“We would like to use this data to draft a proposal for another clinical trial in the subset of patients at very high risk for repeat stroke,” Dr. Waters said. “Medical management did not reduce risk to less than 1 in 3 for these patients. Medical therapy alone will not be adequate to protect this subgroup from suffering another stroke.”
In spite of best medical management, there is a subset of patients at very high risk for repeat stroke. We desperately need better treatments for this cohort.
-Dr. Michael Waters, Director of Stroke Program and Neurovascular Division
The analysis also identified subgroups at particularly low risk for recurrent stroke while undergoing aggressive medical management: patients presenting with a TIA alone and patients who were already in the target for exercise when they entered the study.
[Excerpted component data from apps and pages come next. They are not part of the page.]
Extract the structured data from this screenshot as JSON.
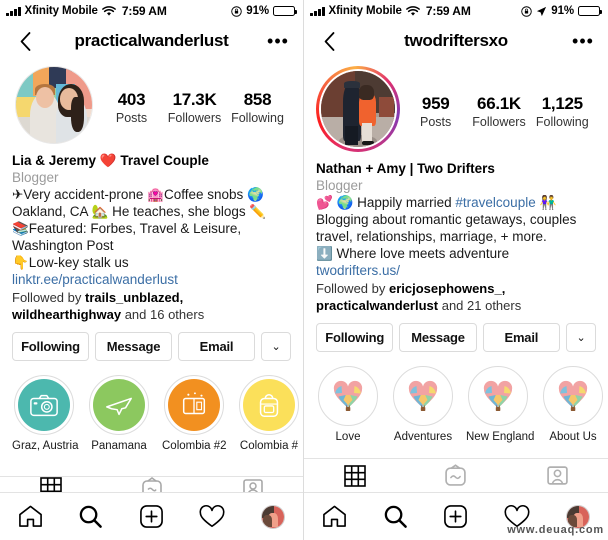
{
  "panels": [
    {
      "status": {
        "signal_icon": "signal-bars-icon",
        "carrier": "Xfinity Mobile",
        "wifi_icon": "wifi-icon",
        "time": "7:59 AM",
        "lock_icon": "rotation-lock-icon",
        "battery_pct": "91%",
        "battery_icon": "battery-icon"
      },
      "nav": {
        "back_icon": "chevron-left-icon",
        "title": "practicalwanderlust",
        "more_icon": "more-options-icon"
      },
      "avatar": {
        "name": "profile-avatar",
        "has_story_ring": false
      },
      "stats": [
        {
          "num": "403",
          "label": "Posts"
        },
        {
          "num": "17.3K",
          "label": "Followers"
        },
        {
          "num": "858",
          "label": "Following"
        }
      ],
      "bio": {
        "name": "Lia & Jeremy ❤️ Travel Couple",
        "category": "Blogger",
        "lines": [
          "✈Very accident-prone 🏩Coffee snobs 🌍",
          "Oakland, CA 🏡 He teaches, she blogs ✏️",
          "📚Featured: Forbes, Travel & Leisure,",
          "Washington Post",
          "👇Low-key stalk us"
        ],
        "link": "linktr.ee/practicalwanderlust",
        "followed_prefix": "Followed by ",
        "followed_users": "trails_unblazed, wildhearthighway",
        "followed_suffix": " and 16 others"
      },
      "buttons": [
        {
          "label": "Following",
          "name": "following-button"
        },
        {
          "label": "Message",
          "name": "message-button"
        },
        {
          "label": "Email",
          "name": "email-button"
        },
        {
          "label": "⌄",
          "name": "more-actions-button"
        }
      ],
      "highlights": [
        {
          "label": "Graz, Austria",
          "color": "#4cb8ae",
          "icon": "camera-icon"
        },
        {
          "label": "Panamana",
          "color": "#8cc85f",
          "icon": "airplane-icon"
        },
        {
          "label": "Colombia #2",
          "color": "#f29020",
          "icon": "ticket-icon"
        },
        {
          "label": "Colombia #",
          "color": "#fbe05a",
          "icon": "backpack-icon"
        }
      ],
      "tabs": [
        {
          "name": "tab-grid",
          "icon": "grid-icon",
          "active": true
        },
        {
          "name": "tab-igtv",
          "icon": "igtv-icon",
          "active": false
        },
        {
          "name": "tab-tagged",
          "icon": "tagged-icon",
          "active": false
        }
      ],
      "bottom_nav": [
        {
          "name": "nav-home",
          "icon": "home-icon"
        },
        {
          "name": "nav-search",
          "icon": "search-icon"
        },
        {
          "name": "nav-add",
          "icon": "plus-square-icon"
        },
        {
          "name": "nav-activity",
          "icon": "heart-icon"
        },
        {
          "name": "nav-profile",
          "icon": "profile-avatar-icon"
        }
      ]
    },
    {
      "status": {
        "signal_icon": "signal-bars-icon",
        "carrier": "Xfinity Mobile",
        "wifi_icon": "wifi-icon",
        "time": "7:59 AM",
        "lock_icon": "rotation-lock-icon",
        "location_icon": "location-arrow-icon",
        "battery_pct": "91%",
        "battery_icon": "battery-icon"
      },
      "nav": {
        "back_icon": "chevron-left-icon",
        "title": "twodriftersxo",
        "more_icon": "more-options-icon"
      },
      "avatar": {
        "name": "profile-avatar",
        "has_story_ring": true
      },
      "stats": [
        {
          "num": "959",
          "label": "Posts"
        },
        {
          "num": "66.1K",
          "label": "Followers"
        },
        {
          "num": "1,125",
          "label": "Following"
        }
      ],
      "bio": {
        "name": "Nathan + Amy | Two Drifters",
        "category": "Blogger",
        "lines": [
          "💕 🌍 Happily married #travelcouple 👫",
          "Blogging about romantic getaways, couples",
          "travel, relationships, marriage, + more.",
          "⬇️ Where love meets adventure"
        ],
        "hashtag": "#travelcouple",
        "link": "twodrifters.us/",
        "followed_prefix": "Followed by ",
        "followed_users": "ericjosephowens_, practicalwanderlust",
        "followed_suffix": " and 21 others"
      },
      "buttons": [
        {
          "label": "Following",
          "name": "following-button"
        },
        {
          "label": "Message",
          "name": "message-button"
        },
        {
          "label": "Email",
          "name": "email-button"
        },
        {
          "label": "⌄",
          "name": "more-actions-button"
        }
      ],
      "highlights": [
        {
          "label": "Love",
          "color": "#ffffff",
          "icon": "heart-balloon-icon"
        },
        {
          "label": "Adventures",
          "color": "#ffffff",
          "icon": "heart-balloon-icon"
        },
        {
          "label": "New England",
          "color": "#ffffff",
          "icon": "heart-balloon-icon"
        },
        {
          "label": "About Us",
          "color": "#ffffff",
          "icon": "heart-balloon-icon"
        }
      ],
      "tabs": [
        {
          "name": "tab-grid",
          "icon": "grid-icon",
          "active": true
        },
        {
          "name": "tab-igtv",
          "icon": "igtv-icon",
          "active": false
        },
        {
          "name": "tab-tagged",
          "icon": "tagged-icon",
          "active": false
        }
      ],
      "bottom_nav": [
        {
          "name": "nav-home",
          "icon": "home-icon"
        },
        {
          "name": "nav-search",
          "icon": "search-icon"
        },
        {
          "name": "nav-add",
          "icon": "plus-square-icon"
        },
        {
          "name": "nav-activity",
          "icon": "heart-icon"
        },
        {
          "name": "nav-profile",
          "icon": "profile-avatar-icon"
        }
      ]
    }
  ],
  "watermark": "www.deuaq.com",
  "colors": {
    "link": "#3b6ea5",
    "muted": "#9b9b9b",
    "border": "#dbdbdb"
  }
}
The target for physical activity was a Physician-Based Assessment and Counseling for Exercise (PACE) score of 4 to 8. A PACE score of 4 is equivalent to vigorous exercise less than three times per week or moderate exercise less than five times per week. These results supplement risk factor analyses from the SAMMPRIS Trial showing that exercise during follow-up was the most important determinant of a good outcome in the group that received medical management alone.
Dr. Waters also said it is still worth investigating new-generation stenting technology for these high-risk patients.
“Look what’s happened with acute stroke: endovascular therapy failed so many times, but now it is the standard of care,” he said. “As technology improved, so did the benefits. If we do find a technology that works for the highest-risk patients, it is possible that it could also be used in a lower-risk population in time.”